I like Zoom classrooms because they allowed me to get in the newspaper.
I appreciate you trying to see the positives of zoom classes but I strongly disagree with you. Students are struggling more mentally now because they don’t have places to go.Even though students don’t have to see their bully’s in person doesn’t mean they aren’t hurt by what they say or do online. Online classes are exhausting physically, emotionally and mentally. Staring at screens all day for school and then for 4+ hours to do homework is going to have severe consequences on students in the future. I personally have noticed I get headaches every day and my eye sight has gotten so much worse since last year. I know some kids are getting less homework but most are getting class work and then additional homework that takes forever to complete. Most students are getting a ton of busy work right now because some teachers don’t know how to teach through zoom. I have also noticed that there have been many complications such as mics not working, cameras not working, internet lagging, etc… I also personally fear that the teachers and some students are getting way to comfortable with this and we aren’t going to get back to normal ever. I know that younger kids are going to struggle as well because they are doing everything through the computer so they don’t have the chance to practice skills such as writing. It is also hard to do school at home if you have siblings. Siblings can be distracting and focusing on just your class is hard.As a senior Im struggling because I really want my last spirit week, homecoming, band season and track season, as well as prom. Class of 2021 hasn’t even had a prom yet and we might not get one.
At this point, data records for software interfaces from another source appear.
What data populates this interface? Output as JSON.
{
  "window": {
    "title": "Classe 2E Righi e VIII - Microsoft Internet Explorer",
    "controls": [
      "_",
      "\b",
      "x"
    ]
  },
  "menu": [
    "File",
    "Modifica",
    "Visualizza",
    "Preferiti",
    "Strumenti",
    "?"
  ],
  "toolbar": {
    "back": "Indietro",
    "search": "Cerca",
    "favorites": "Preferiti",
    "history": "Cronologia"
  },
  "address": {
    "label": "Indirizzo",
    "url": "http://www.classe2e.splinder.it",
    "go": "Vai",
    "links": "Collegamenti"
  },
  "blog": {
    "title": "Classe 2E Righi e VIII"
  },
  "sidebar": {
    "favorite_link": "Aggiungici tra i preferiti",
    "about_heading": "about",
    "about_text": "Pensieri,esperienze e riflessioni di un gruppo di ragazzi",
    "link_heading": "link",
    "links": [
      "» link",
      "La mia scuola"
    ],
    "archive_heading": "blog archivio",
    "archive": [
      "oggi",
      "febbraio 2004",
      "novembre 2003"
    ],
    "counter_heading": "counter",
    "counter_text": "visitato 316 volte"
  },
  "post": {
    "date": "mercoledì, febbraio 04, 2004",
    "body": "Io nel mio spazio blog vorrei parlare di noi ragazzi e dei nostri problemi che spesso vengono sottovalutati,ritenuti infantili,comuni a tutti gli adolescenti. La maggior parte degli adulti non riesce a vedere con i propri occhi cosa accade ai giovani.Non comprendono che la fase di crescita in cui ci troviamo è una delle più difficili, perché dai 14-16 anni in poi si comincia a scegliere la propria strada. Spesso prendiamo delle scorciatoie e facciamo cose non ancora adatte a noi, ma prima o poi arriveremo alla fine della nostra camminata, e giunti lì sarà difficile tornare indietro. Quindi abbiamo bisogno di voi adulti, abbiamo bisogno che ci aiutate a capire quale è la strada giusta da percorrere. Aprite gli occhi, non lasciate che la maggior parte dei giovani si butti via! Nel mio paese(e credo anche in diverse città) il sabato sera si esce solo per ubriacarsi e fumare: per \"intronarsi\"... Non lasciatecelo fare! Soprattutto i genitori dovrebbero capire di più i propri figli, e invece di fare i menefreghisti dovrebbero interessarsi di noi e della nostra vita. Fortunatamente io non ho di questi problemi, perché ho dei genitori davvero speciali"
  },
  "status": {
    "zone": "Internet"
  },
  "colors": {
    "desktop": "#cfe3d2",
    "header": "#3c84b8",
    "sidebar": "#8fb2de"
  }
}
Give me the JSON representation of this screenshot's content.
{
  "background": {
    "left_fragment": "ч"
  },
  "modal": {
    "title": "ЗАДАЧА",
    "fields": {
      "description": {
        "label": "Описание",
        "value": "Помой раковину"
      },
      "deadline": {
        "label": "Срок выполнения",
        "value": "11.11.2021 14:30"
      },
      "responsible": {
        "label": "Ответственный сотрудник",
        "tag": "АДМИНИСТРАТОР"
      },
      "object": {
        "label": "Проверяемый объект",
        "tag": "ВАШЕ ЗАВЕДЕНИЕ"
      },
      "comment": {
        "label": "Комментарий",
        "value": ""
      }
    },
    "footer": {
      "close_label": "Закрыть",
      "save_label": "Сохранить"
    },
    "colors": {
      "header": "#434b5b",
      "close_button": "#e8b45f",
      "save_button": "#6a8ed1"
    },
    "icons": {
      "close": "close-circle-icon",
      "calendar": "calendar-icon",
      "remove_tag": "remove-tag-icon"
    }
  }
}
This is a great article, but as some others have said, the cons outweigh the pros by a landslide. Having to stare at a screen for long periods of time is not good for anyone’s eyes. And even though we have 20-minute breaks between classes, a lot of that is spent trying to get some of your work done so you can enjoy your free time after school. Not to mention the sitting and lack of physical activity students are getting. Even with P.E. or little breaks here and there, I know for me, getting up and playing outside or something does NOT seem appealing. Online school is exhausting, when I’m done with school, I get up and do nothing and then go to bed. This has also caused a whole bunch of unnecessary stress. Teachers are all assigning lots of homework or big assignments too fast. The first two weeks of school were supposed to be the “adjustment weeks. For me at least, those first two weeks were ice breakers. So when we finally jumped into assignments, I was extremely unprepared for the amount of work I had to handle. I just wish they would allow in-person school to go back, at least in a hybrid form. This is so hard and makes things just so much more stressful and difficult.
Sandra Thanos, thanks for spelling my name correctly in the article and actually including the stuff from our interview (haha take that Surabhi). But actually though this is a really good article, so good job!